Wagenaar et al., 2000, reviewed 52 studies of plea-agreement restrictions and found reductions on several measures, including recidivism. The Countermeasures That Work report aggregates the findings and reports a reduction of 11 percent, which we apply to drivers with previous DWI convictions. Unfortunately, we do not have much better evidence than this number, so we assume an 11-percent reduction in injuries and deaths due to limits on diversion and plea agreements.
DeYoung, 1999, focused on four jurisdictions in California with data on impoundments and driver records. In 1995, California began impounding vehicles for some driving offenses. The author compared the one-year driving records of subjects with impounded vehicles and the records of a control group. This control group was made up of people who would have had their vehicles impounded under 1995 California law but did not because they committed their driving offenses in 1994. We focus on the results using crashes as the outcome. The author found that the group with impounded vehicles was involved in 24.7 percent fewer crashes when selecting on first offenders. For repeat offenders, the reduction was 37.6 percent. According to data published in the study, 55.8 percent of the sample were first-time offenders, so we use a weighted average of the two results to arrive at a reduction of 30.4 percent. We assume that this effect applies to those with suspended or revoked licenses due to DWI convictions.
Tefft, 2014, uses FARS data from 1985 to 2011 to study the fatality reductions associated with several state-level driver’s licensing policies.
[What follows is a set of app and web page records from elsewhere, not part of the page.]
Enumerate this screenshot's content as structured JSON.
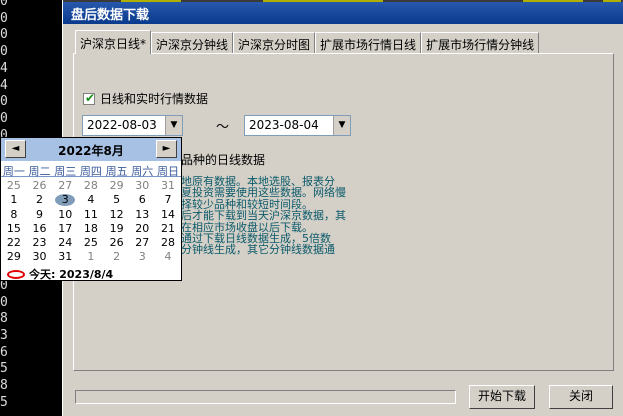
{
  "left_numbers": [
    "0",
    "0",
    "0",
    "0",
    "4",
    "4",
    "0",
    "0",
    "0",
    "4",
    "0",
    "2",
    "2",
    "0",
    "0",
    "0",
    "0",
    "0",
    "0",
    "8",
    "3",
    "6",
    "5",
    "8",
    "5"
  ],
  "dialog": {
    "title": "盘后数据下载"
  },
  "tabs": [
    {
      "label": "沪深京日线*"
    },
    {
      "label": "沪深京分钟线"
    },
    {
      "label": "沪深京分时图"
    },
    {
      "label": "扩展市场行情日线"
    },
    {
      "label": "扩展市场行情分钟线"
    }
  ],
  "checkbox": {
    "label": "日线和实时行情数据",
    "checked": true
  },
  "start_date": "2022-08-03",
  "separator": "～",
  "end_date": "2023-08-04",
  "section_title": "品种的日线数据",
  "description_lines": [
    "地原有数据。本地选股、报表分",
    "夏投资需要使用这些数据。网络慢",
    "择较少品种和较短时间段。",
    "后才能下载到当天沪深京数据，其",
    "在相应市场收盘以后下载。",
    "通过下载日线数据生成，5倍数",
    "分钟线生成，其它分钟线数据通"
  ],
  "buttons": {
    "start": "开始下载",
    "close": "关闭"
  },
  "calendar": {
    "title": "2022年8月",
    "prev": "◄",
    "next": "►",
    "weekdays": [
      "周一",
      "周二",
      "周三",
      "周四",
      "周五",
      "周六",
      "周日"
    ],
    "weeks": [
      [
        [
          "25",
          1
        ],
        [
          "26",
          1
        ],
        [
          "27",
          1
        ],
        [
          "28",
          1
        ],
        [
          "29",
          1
        ],
        [
          "30",
          1
        ],
        [
          "31",
          1
        ]
      ],
      [
        [
          "1",
          0
        ],
        [
          "2",
          0
        ],
        [
          "3",
          2
        ],
        [
          "4",
          0
        ],
        [
          "5",
          0
        ],
        [
          "6",
          0
        ],
        [
          "7",
          0
        ]
      ],
      [
        [
          "8",
          0
        ],
        [
          "9",
          0
        ],
        [
          "10",
          0
        ],
        [
          "11",
          0
        ],
        [
          "12",
          0
        ],
        [
          "13",
          0
        ],
        [
          "14",
          0
        ]
      ],
      [
        [
          "15",
          0
        ],
        [
          "16",
          0
        ],
        [
          "17",
          0
        ],
        [
          "18",
          0
        ],
        [
          "19",
          0
        ],
        [
          "20",
          0
        ],
        [
          "21",
          0
        ]
      ],
      [
        [
          "22",
          0
        ],
        [
          "23",
          0
        ],
        [
          "24",
          0
        ],
        [
          "25",
          0
        ],
        [
          "26",
          0
        ],
        [
          "27",
          0
        ],
        [
          "28",
          0
        ]
      ],
      [
        [
          "29",
          0
        ],
        [
          "30",
          0
        ],
        [
          "31",
          0
        ],
        [
          "1",
          1
        ],
        [
          "2",
          1
        ],
        [
          "3",
          1
        ],
        [
          "4",
          1
        ]
      ]
    ],
    "today_label": "今天:  2023/8/4"
  }
}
The author analyzed fatality rates associated with drivers ages 55 and over while also focusing on more-specific age ranges within that group. He estimated that a 9-percent reduction in deaths could be attributed to in-person license renewal while holding other factors constant. Other license renewal policies were not associated with such large effects. He found that the effect is relatively constant for the 55-and-over population, though there is some evidence that it is most effective at ages 85 and up.
Houston and Richardson, 2005, examines the effects that seat belt laws have on use rates. The authors used panel data on seat belt use, allowing them to study the impacts of changes in laws. They found that primary enforcement has a large effect on use and that states with larger fines observe even larger improvements in seat belt use. The report indicates that for each additional $25 added to the enforced fine increases belt use by 3.8 percentage points. We assume a $75 increase in the state’s fine and use (Preusser et al., 2008) to convert this increased use estimate into a fatality and injury reduction estimate as we did with the seat belt enforcement campaign intervention.